[[ EXERCISE INPUTS, beginning ]]

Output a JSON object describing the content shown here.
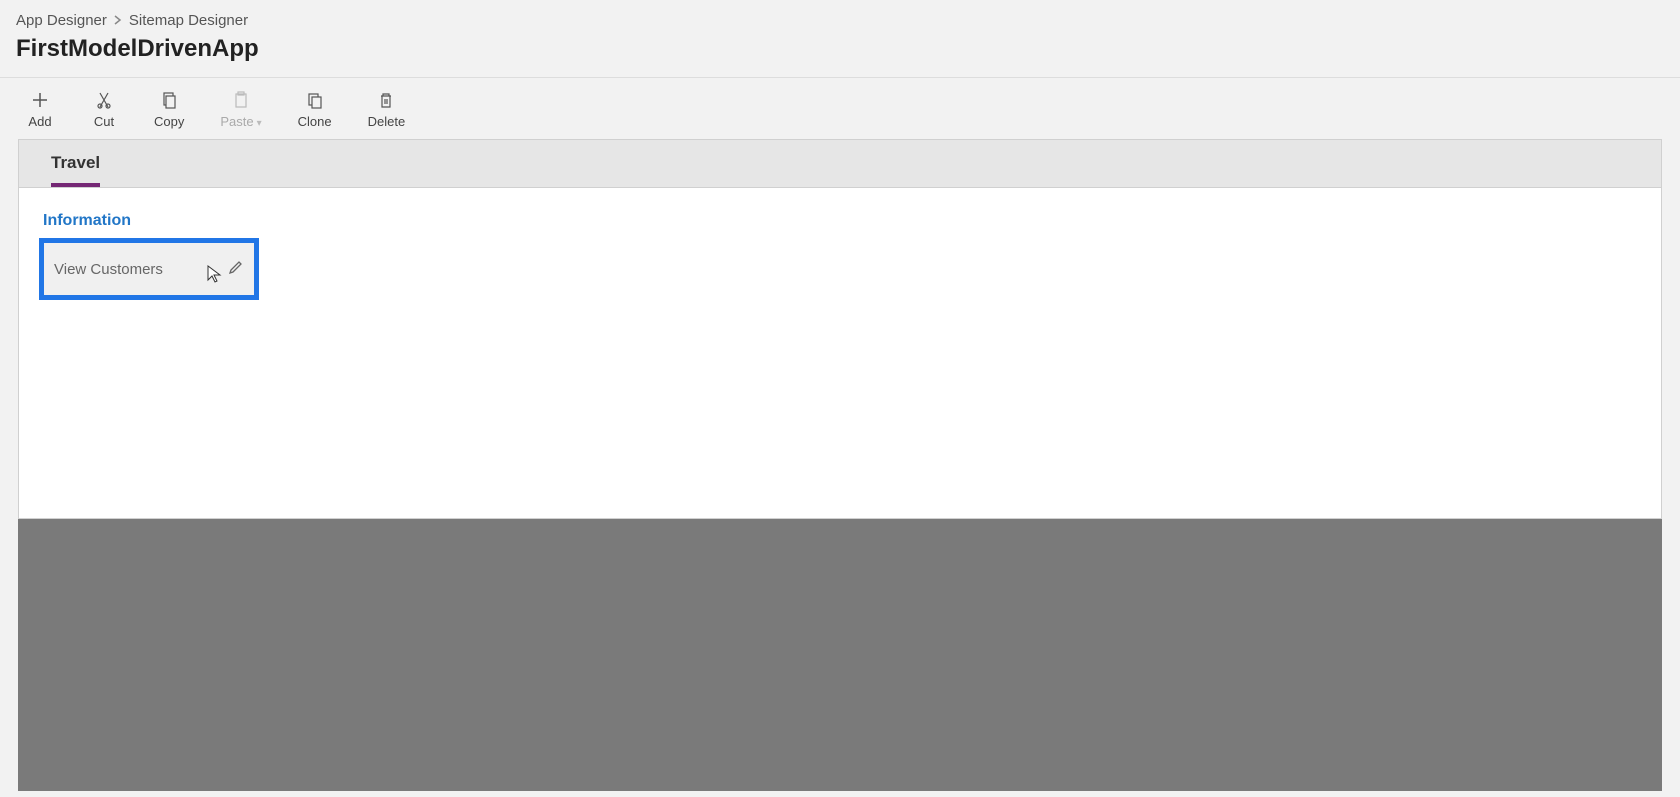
{
  "breadcrumb": {
    "parent": "App Designer",
    "current": "Sitemap Designer"
  },
  "page_title": "FirstModelDrivenApp",
  "toolbar": {
    "add": "Add",
    "cut": "Cut",
    "copy": "Copy",
    "paste": "Paste",
    "clone": "Clone",
    "delete": "Delete"
  },
  "sitemap": {
    "area_tab": "Travel",
    "group_title": "Information",
    "subarea_label": "View Customers"
  },
  "icons": {
    "add": "plus-icon",
    "cut": "cut-icon",
    "copy": "copy-icon",
    "paste": "paste-icon",
    "clone": "clone-icon",
    "delete": "delete-icon",
    "edit": "pencil-icon"
  }
}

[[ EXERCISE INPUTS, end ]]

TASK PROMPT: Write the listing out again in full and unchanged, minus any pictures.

SOLUTION TO THIS TASK:
Output a JSON object describing the content shown here.
{
  "breadcrumb": {
    "parent": "App Designer",
    "current": "Sitemap Designer"
  },
  "page_title": "FirstModelDrivenApp",
  "toolbar": {
    "add": "Add",
    "cut": "Cut",
    "copy": "Copy",
    "paste": "Paste",
    "clone": "Clone",
    "delete": "Delete"
  },
  "sitemap": {
    "area_tab": "Travel",
    "group_title": "Information",
    "subarea_label": "View Customers"
  },
  "icons": {
    "add": "plus-icon",
    "cut": "cut-icon",
    "copy": "copy-icon",
    "paste": "paste-icon",
    "clone": "clone-icon",
    "delete": "delete-icon",
    "edit": "pencil-icon"
  }
}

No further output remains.